**Exercise directions:**
In the records that follow, locate every line with "icon" and extract it.

# # #

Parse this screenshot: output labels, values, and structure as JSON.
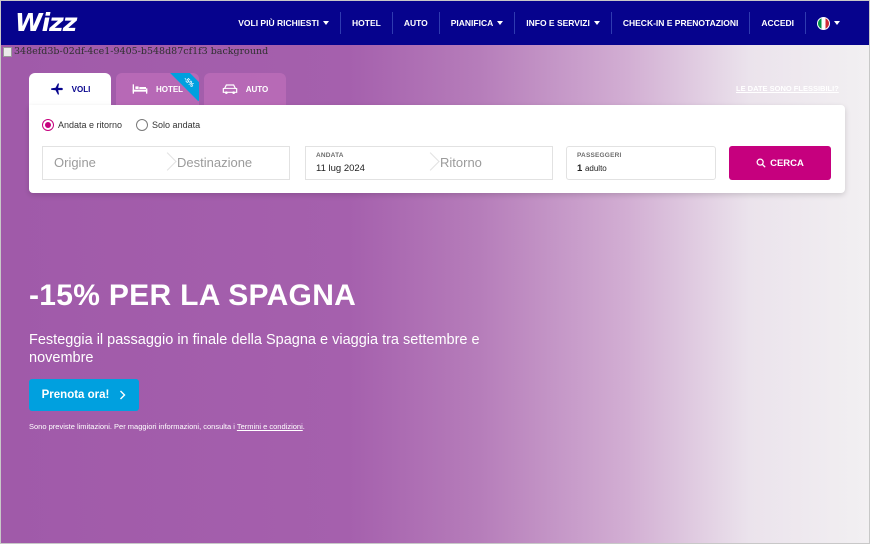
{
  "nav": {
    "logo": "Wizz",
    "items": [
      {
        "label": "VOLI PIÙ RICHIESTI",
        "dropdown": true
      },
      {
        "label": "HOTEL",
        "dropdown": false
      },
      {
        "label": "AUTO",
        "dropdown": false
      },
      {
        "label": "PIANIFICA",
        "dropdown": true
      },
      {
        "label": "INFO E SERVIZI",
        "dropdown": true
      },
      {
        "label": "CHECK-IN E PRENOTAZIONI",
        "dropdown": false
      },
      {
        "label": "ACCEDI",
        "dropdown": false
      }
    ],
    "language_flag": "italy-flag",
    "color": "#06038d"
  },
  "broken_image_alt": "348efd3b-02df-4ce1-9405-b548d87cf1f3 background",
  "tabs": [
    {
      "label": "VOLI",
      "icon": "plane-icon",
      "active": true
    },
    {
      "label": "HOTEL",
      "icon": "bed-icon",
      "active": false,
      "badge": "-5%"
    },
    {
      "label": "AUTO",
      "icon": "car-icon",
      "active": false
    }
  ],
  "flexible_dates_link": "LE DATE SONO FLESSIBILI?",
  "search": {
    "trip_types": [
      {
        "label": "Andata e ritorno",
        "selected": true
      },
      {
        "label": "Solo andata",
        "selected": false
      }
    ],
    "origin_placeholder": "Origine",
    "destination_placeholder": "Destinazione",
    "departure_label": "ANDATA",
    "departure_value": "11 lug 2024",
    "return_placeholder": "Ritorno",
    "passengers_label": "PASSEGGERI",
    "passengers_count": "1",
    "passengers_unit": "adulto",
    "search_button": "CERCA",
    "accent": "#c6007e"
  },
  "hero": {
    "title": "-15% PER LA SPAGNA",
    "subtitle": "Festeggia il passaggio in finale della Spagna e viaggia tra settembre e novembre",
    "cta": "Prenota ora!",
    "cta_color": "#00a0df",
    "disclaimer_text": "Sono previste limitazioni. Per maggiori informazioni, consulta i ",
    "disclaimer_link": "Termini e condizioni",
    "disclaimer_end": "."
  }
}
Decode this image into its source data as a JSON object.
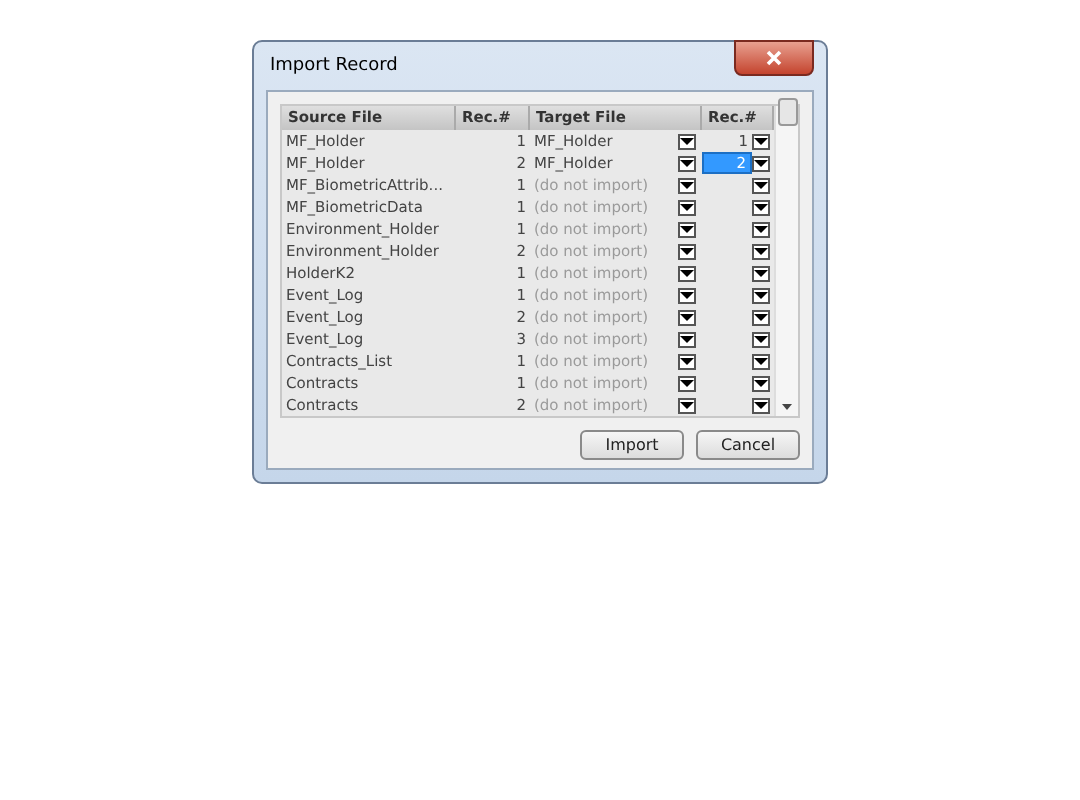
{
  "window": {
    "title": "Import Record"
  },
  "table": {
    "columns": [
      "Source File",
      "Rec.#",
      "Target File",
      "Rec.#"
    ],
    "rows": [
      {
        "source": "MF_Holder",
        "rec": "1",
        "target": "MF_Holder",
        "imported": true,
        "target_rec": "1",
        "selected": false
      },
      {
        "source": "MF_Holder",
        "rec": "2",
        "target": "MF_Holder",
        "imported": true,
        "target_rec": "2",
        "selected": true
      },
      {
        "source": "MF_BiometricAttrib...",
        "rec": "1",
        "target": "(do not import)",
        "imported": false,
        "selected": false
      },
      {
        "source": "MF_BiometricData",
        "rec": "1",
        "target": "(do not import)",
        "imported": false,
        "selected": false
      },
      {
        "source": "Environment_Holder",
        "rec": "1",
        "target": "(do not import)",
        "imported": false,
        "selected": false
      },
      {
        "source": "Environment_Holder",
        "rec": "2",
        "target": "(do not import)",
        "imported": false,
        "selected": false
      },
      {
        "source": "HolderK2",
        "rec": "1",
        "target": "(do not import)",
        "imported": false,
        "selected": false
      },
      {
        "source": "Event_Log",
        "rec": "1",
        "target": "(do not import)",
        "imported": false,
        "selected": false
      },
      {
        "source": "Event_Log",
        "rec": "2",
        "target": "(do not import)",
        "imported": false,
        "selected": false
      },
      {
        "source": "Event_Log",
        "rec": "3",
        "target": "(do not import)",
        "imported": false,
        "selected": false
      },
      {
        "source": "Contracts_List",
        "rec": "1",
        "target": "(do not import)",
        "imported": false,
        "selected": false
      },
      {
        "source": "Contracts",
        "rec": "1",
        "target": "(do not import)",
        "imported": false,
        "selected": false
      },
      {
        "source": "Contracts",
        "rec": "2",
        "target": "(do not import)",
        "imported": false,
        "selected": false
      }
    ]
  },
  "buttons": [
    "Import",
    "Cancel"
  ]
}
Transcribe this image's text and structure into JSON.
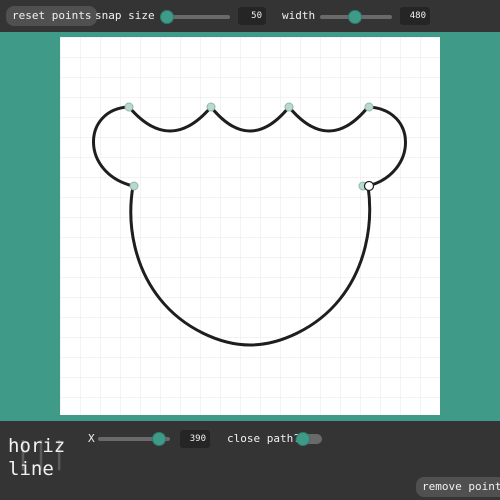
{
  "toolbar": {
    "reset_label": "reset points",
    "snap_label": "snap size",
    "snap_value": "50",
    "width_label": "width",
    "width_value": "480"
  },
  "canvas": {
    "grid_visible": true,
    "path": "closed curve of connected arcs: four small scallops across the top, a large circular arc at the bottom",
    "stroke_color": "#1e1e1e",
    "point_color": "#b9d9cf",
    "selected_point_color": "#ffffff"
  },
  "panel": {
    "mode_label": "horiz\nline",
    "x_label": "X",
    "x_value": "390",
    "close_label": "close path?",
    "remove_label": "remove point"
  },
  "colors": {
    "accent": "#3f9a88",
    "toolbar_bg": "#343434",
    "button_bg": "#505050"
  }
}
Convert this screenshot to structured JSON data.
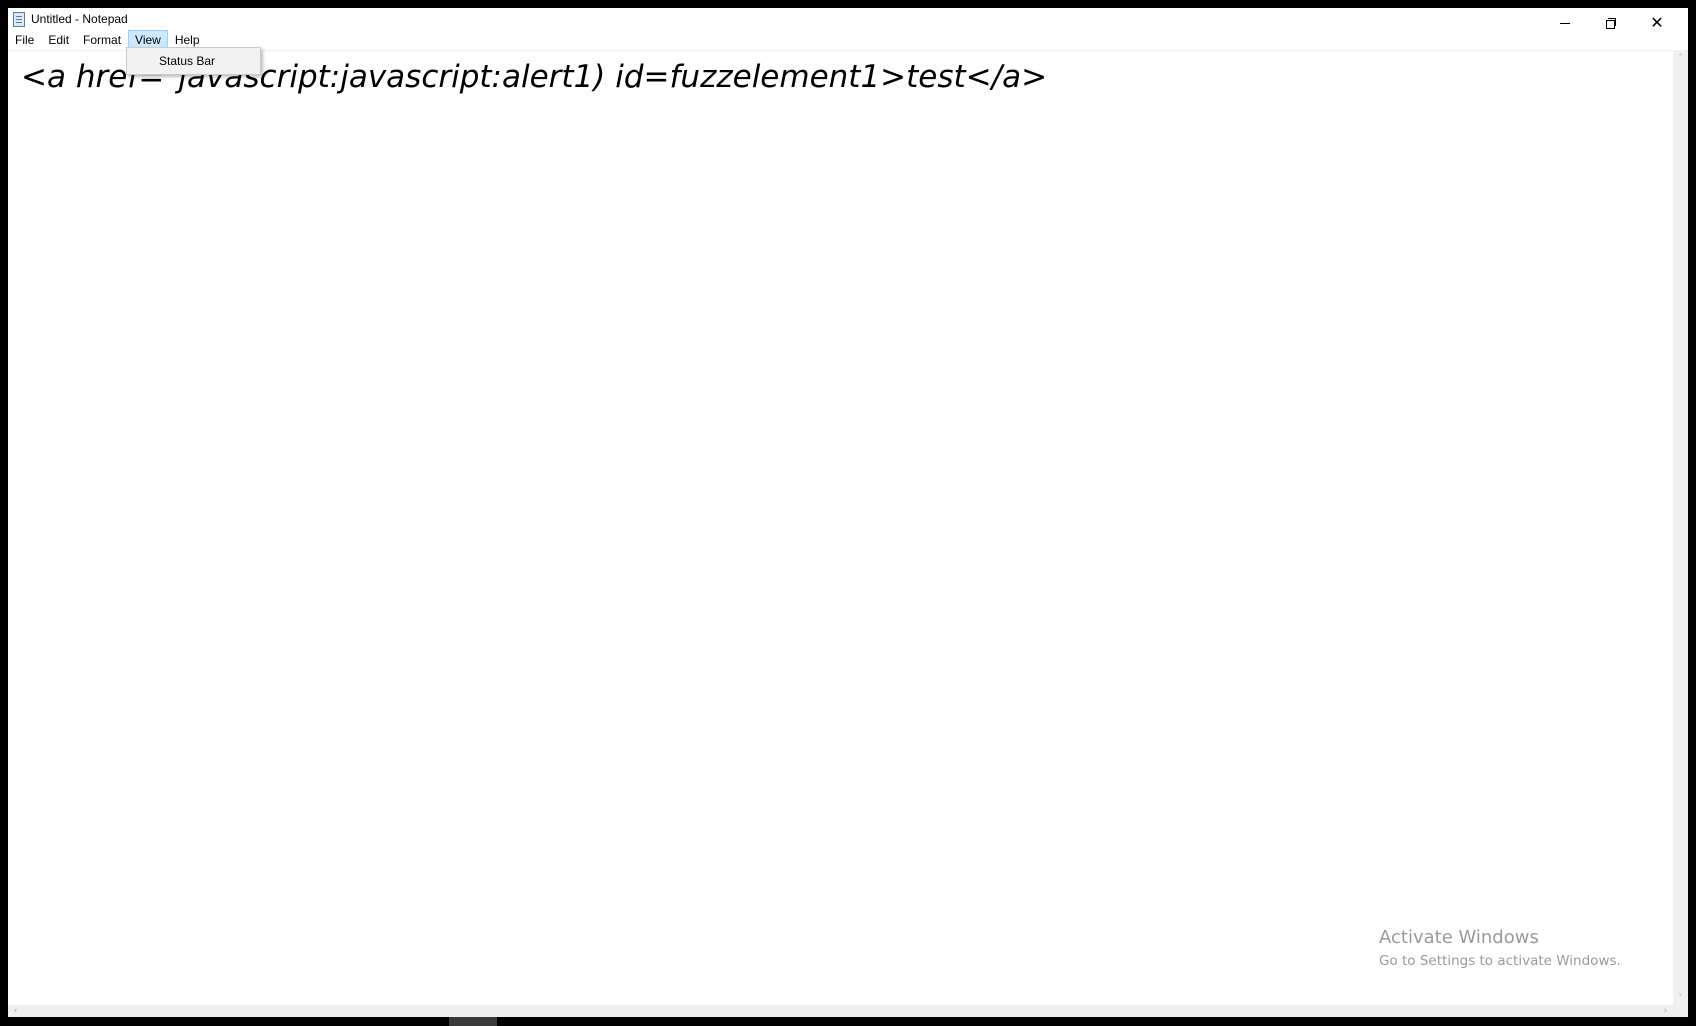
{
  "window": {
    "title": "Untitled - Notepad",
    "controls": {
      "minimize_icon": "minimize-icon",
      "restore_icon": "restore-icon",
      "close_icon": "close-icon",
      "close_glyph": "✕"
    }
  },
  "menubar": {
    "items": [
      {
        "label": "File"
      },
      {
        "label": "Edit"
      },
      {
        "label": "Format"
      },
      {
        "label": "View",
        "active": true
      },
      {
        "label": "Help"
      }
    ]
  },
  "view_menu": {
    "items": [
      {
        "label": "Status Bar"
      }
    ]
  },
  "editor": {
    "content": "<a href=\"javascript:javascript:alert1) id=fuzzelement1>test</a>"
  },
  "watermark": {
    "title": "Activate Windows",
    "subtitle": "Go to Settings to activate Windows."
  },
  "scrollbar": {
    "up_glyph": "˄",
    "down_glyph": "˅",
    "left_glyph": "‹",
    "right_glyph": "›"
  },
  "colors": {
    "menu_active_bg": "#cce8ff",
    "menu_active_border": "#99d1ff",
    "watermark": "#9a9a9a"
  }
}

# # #

**Exercise answer:**
      "icon": "plane-icon",
      "icon": "bed-icon",
      "icon": "car-icon",
      "minimize_icon": "minimize-icon",
      "restore_icon": "restore-icon",
      "close_icon": "close-icon",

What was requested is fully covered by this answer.